It’s just…I don’t know…more than a “piece of paper,” and still difficult to define, but it’s worth the effort.

~ K

 

Infectious Fear

Photo by Keri DeDeo

In the dark of night, my husband calls to report he’s headed home.

I gather our two dogs and lock them away with me in the back room.

I text him, “Coast is clear,” and then I wait.

The back door squeaks open.

The floorboards in the hall creak.

The dogs whine and wag their tails at the TV room door, but their expectations go unmet.

The reason for this bizarre behavior? To keep my dog Nikko safe. Diagnosed with immune-mediated neutropenia, her immune system is compromised. Already, since her diagnosis two months ago, she has had three rounds of antibiotics for various infections: 1 from an unknown infection; 1 from a small cut on her foot, and 1 from kennel cough. She’s on another round of antibiotics for kennel cough—the first round didn’t do the trick.

We’re not sure where she contracted the kennel cough, but when we started thinking about the possibilities, my brain hurt. I also understand the fear behind Ebola.

I’m not concerned about catching Ebola. The chances of catching it in Wyoming are narrow. I do worry about family members in South Africa because they are closer to the epicenter of the outbreak, but still, they are far enough away to be relatively safe.

Besides, I have my own worries at home.
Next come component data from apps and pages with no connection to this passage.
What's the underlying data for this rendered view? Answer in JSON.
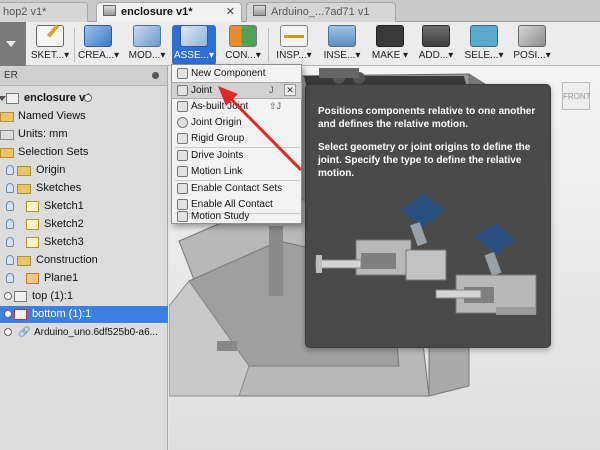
{
  "tabs": [
    {
      "label": "hop2 v1*"
    },
    {
      "label": "enclosure v1*",
      "close": "✕"
    },
    {
      "label": "Arduino_...7ad71 v1"
    }
  ],
  "toolbar": {
    "items": [
      {
        "label": "SKET...▾"
      },
      {
        "label": "CREA...▾"
      },
      {
        "label": "MOD...▾"
      },
      {
        "label": "ASSE...▾"
      },
      {
        "label": "CON...▾"
      },
      {
        "label": "INSP...▾"
      },
      {
        "label": "INSE...▾"
      },
      {
        "label": "MAKE ▾"
      },
      {
        "label": "ADD...▾"
      },
      {
        "label": "SELE...▾"
      },
      {
        "label": "POSI...▾"
      }
    ]
  },
  "browser": {
    "header": "ER",
    "items": [
      {
        "label": "enclosure v1"
      },
      {
        "label": "Named Views"
      },
      {
        "label": "Units: mm"
      },
      {
        "label": "Selection Sets"
      },
      {
        "label": "Origin"
      },
      {
        "label": "Sketches"
      },
      {
        "label": "Sketch1"
      },
      {
        "label": "Sketch2"
      },
      {
        "label": "Sketch3"
      },
      {
        "label": "Construction"
      },
      {
        "label": "Plane1"
      },
      {
        "label": "top (1):1"
      },
      {
        "label": "bottom (1):1"
      },
      {
        "label": "Arduino_uno.6df525b0-a6..."
      }
    ]
  },
  "assemble_menu": {
    "items": [
      {
        "label": "New Component",
        "shortcut": ""
      },
      {
        "label": "Joint",
        "shortcut": "J"
      },
      {
        "label": "As-built Joint",
        "shortcut": "⇧J"
      },
      {
        "label": "Joint Origin",
        "shortcut": ""
      },
      {
        "label": "Rigid Group",
        "shortcut": ""
      },
      {
        "label": "Drive Joints",
        "shortcut": ""
      },
      {
        "label": "Motion Link",
        "shortcut": ""
      },
      {
        "label": "Enable Contact Sets",
        "shortcut": ""
      },
      {
        "label": "Enable All Contact",
        "shortcut": ""
      },
      {
        "label": "Motion Study",
        "shortcut": ""
      }
    ],
    "close": "✕"
  },
  "tooltip": {
    "line1": "Positions components relative to one another and defines the relative motion.",
    "line2": "Select geometry or joint origins to define the joint. Specify the type to define the relative motion."
  },
  "viewcube": {
    "label": "FRONT"
  },
  "colors": {
    "accent": "#2d6fd6",
    "selection": "#3d7fe0",
    "arrow": "#e32626",
    "tooltip_bg": "#4a4a4a"
  }
}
Right now, we’re homebodies and I worry about the consequences of having an outside dog touch me. If a dog touches me or my clothes and has any infections or disease, then I could carry that to my dog. If I touch a person who has dogs, and those dogs are even carriers of any disease, then I could carry that to my dog. Even if I step on a patch of grass where a diseased dog has urinated, I could carry that to my dog on my shoes. If I shake someone’s hand of a dog-owner of a diseased dog, I could carry that to my dog.
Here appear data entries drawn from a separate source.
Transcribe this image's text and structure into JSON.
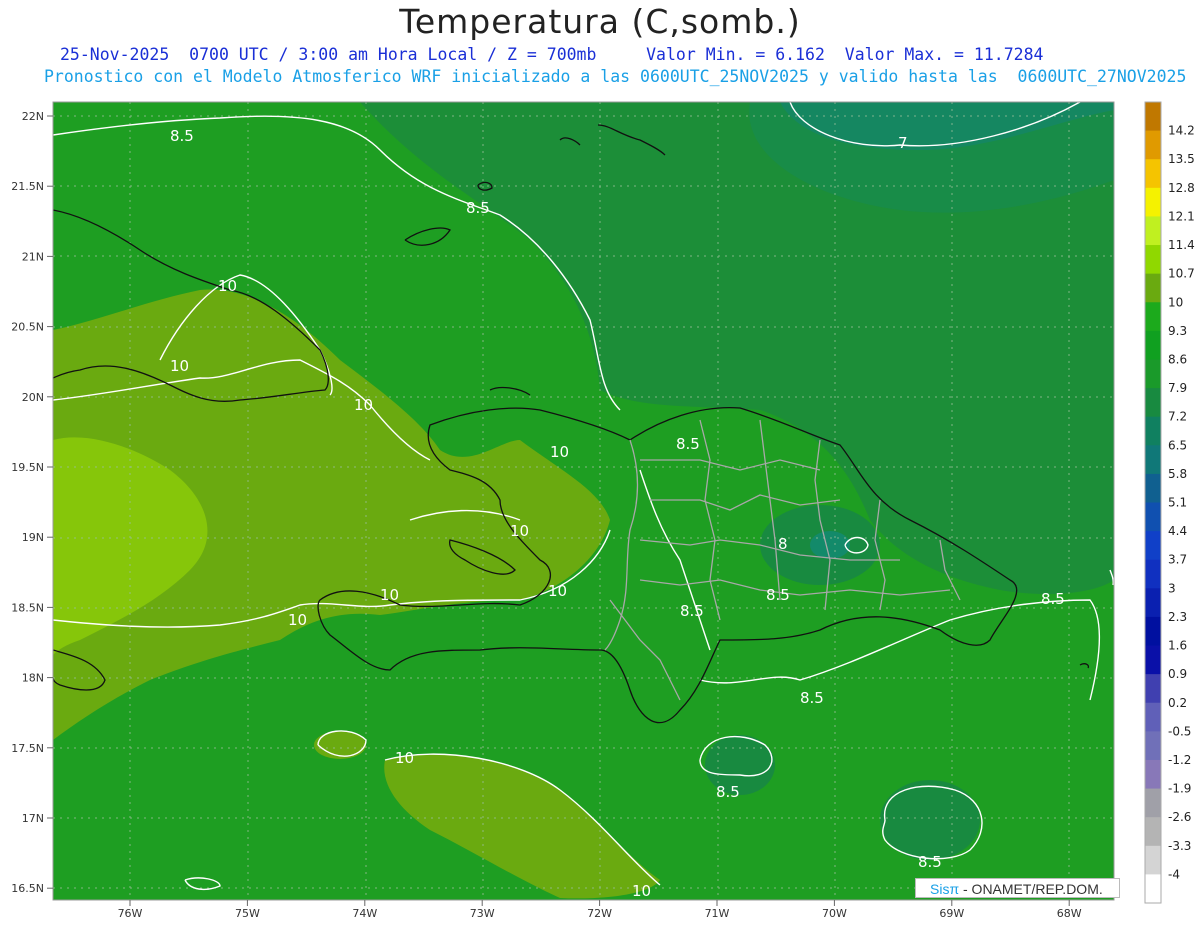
{
  "header": {
    "title": "Temperatura (C,somb.)",
    "line1": "25-Nov-2025  0700 UTC / 3:00 am Hora Local / Z = 700mb     Valor Min. = 6.162  Valor Max. = 11.7284",
    "line2": "Pronostico con el Modelo Atmosferico WRF inicializado a las 0600UTC_25NOV2025 y valido hasta las  0600UTC_27NOV2025"
  },
  "axes": {
    "lat_labels": [
      "22N",
      "21.5N",
      "21N",
      "20.5N",
      "20N",
      "19.5N",
      "19N",
      "18.5N",
      "18N",
      "17.5N",
      "17N",
      "16.5N"
    ],
    "lon_labels": [
      "76W",
      "75W",
      "74W",
      "73W",
      "72W",
      "71W",
      "70W",
      "69W",
      "68W"
    ]
  },
  "colorbar": {
    "labels": [
      "14.2",
      "13.5",
      "12.8",
      "12.1",
      "11.4",
      "10.7",
      "10",
      "9.3",
      "8.6",
      "7.9",
      "7.2",
      "6.5",
      "5.8",
      "5.1",
      "4.4",
      "3.7",
      "3",
      "2.3",
      "1.6",
      "0.9",
      "0.2",
      "-0.5",
      "-1.2",
      "-1.9",
      "-2.6",
      "-3.3",
      "-4"
    ],
    "colors": [
      "#c07800",
      "#e09a00",
      "#f5c400",
      "#f5f200",
      "#c0f020",
      "#90d800",
      "#6aaa10",
      "#1caa1c",
      "#10a020",
      "#1a9a2a",
      "#188a40",
      "#108060",
      "#107878",
      "#106090",
      "#1050b0",
      "#1040c8",
      "#1030c0",
      "#0a20b0",
      "#0010a0",
      "#0a10a8",
      "#4040b0",
      "#6060b8",
      "#7070b8",
      "#8878b8",
      "#a0a0a8",
      "#b4b4b4",
      "#d4d4d4",
      "#ffffff"
    ]
  },
  "contour_labels": [
    {
      "text": "8.5"
    },
    {
      "text": "7"
    },
    {
      "text": "8.5"
    },
    {
      "text": "10"
    },
    {
      "text": "10"
    },
    {
      "text": "10"
    },
    {
      "text": "10"
    },
    {
      "text": "10"
    },
    {
      "text": "10"
    },
    {
      "text": "10"
    },
    {
      "text": "10"
    },
    {
      "text": "8.5"
    },
    {
      "text": "8"
    },
    {
      "text": "8.5"
    },
    {
      "text": "8.5"
    },
    {
      "text": "8.5"
    },
    {
      "text": "8.5"
    },
    {
      "text": "10"
    },
    {
      "text": "8.5"
    },
    {
      "text": "8.5"
    },
    {
      "text": "10"
    },
    {
      "text": "10"
    }
  ],
  "credit": {
    "logo": "Sisπ",
    "org": " - ONAMET/REP.DOM."
  }
}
If my dog touches noses with a diseased dog through the cracks in our fence, she could get ill. If her nose touches the grass where a diseased dog has urinated, she could get sick. If my other dog, Maiya, touches grass or dirt where a diseased dog has defecated or urinated, she could pass that on to Nikko.

Just like humans, dogs carry disease even if they are asymptomatic, and a compromised dog’s immune system can’t fight even the simplest infection.

It’s the same with humans. Going through chemotherapy, my immune system was compromised. The people around me had to be careful. They got flu shots, stayed away when they were sick, and my mother-in-law scattered hand-sanitizer pumps around the house. In the end, I survived, and so will Nikko.

But in the meantime, my husband and I shower and change clothes after being exposed to dogs and before petting our dogs. I disinfect surfaces, door knobs, shoes, our floors…anything I can think of that we could have touched.

To some people, this may be extreme measures. Yes, it’s inconvenient to undress in the garage and shower before petting her. Yes, it’s strange to ask visitors if they’ve had contact with dogs before shaking their hand or allowing them to come inside. And, yes, at times I feel trapped in my home for fear of bringing in disease, but then I see her sweet face and I remember the comfort and love she gave me while I went through chemo, and it just seems natural to do this for her.

Nikko

Nikko

~K